(Stored items from a collection)
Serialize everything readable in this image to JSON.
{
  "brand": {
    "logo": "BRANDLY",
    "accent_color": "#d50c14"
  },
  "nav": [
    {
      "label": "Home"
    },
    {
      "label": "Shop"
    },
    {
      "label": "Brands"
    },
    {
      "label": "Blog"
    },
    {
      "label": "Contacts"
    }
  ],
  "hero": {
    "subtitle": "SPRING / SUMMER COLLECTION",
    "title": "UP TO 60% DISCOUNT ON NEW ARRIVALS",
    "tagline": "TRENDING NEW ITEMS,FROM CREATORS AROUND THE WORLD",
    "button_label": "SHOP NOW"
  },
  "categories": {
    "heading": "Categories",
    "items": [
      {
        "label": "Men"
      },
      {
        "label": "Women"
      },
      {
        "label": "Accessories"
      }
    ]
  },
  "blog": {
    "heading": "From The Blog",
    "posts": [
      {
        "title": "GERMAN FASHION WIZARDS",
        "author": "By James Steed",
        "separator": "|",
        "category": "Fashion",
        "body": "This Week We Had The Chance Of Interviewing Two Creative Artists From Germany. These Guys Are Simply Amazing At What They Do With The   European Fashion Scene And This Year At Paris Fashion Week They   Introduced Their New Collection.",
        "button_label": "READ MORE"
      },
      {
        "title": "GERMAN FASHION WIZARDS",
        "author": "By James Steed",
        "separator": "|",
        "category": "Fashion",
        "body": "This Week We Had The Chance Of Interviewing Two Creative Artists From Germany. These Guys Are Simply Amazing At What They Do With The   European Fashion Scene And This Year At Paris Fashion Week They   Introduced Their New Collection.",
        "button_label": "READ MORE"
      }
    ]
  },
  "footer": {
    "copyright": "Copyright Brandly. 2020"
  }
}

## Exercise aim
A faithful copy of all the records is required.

## Your response
Serialize everything readable in this image to JSON.
{
  "brand": {
    "logo": "BRANDLY",
    "accent_color": "#d50c14"
  },
  "nav": [
    {
      "label": "Home"
    },
    {
      "label": "Shop"
    },
    {
      "label": "Brands"
    },
    {
      "label": "Blog"
    },
    {
      "label": "Contacts"
    }
  ],
  "hero": {
    "subtitle": "SPRING / SUMMER COLLECTION",
    "title": "UP TO 60% DISCOUNT ON NEW ARRIVALS",
    "tagline": "TRENDING NEW ITEMS,FROM CREATORS AROUND THE WORLD",
    "button_label": "SHOP NOW"
  },
  "categories": {
    "heading": "Categories",
    "items": [
      {
        "label": "Men"
      },
      {
        "label": "Women"
      },
      {
        "label": "Accessories"
      }
    ]
  },
  "blog": {
    "heading": "From The Blog",
    "posts": [
      {
        "title": "GERMAN FASHION WIZARDS",
        "author": "By James Steed",
        "separator": "|",
        "category": "Fashion",
        "body": "This Week We Had The Chance Of Interviewing Two Creative Artists From Germany. These Guys Are Simply Amazing At What They Do With The   European Fashion Scene And This Year At Paris Fashion Week They   Introduced Their New Collection.",
        "button_label": "READ MORE"
      },
      {
        "title": "GERMAN FASHION WIZARDS",
        "author": "By James Steed",
        "separator": "|",
        "category": "Fashion",
        "body": "This Week We Had The Chance Of Interviewing Two Creative Artists From Germany. These Guys Are Simply Amazing At What They Do With The   European Fashion Scene And This Year At Paris Fashion Week They   Introduced Their New Collection.",
        "button_label": "READ MORE"
      }
    ]
  },
  "footer": {
    "copyright": "Copyright Brandly. 2020"
  }
}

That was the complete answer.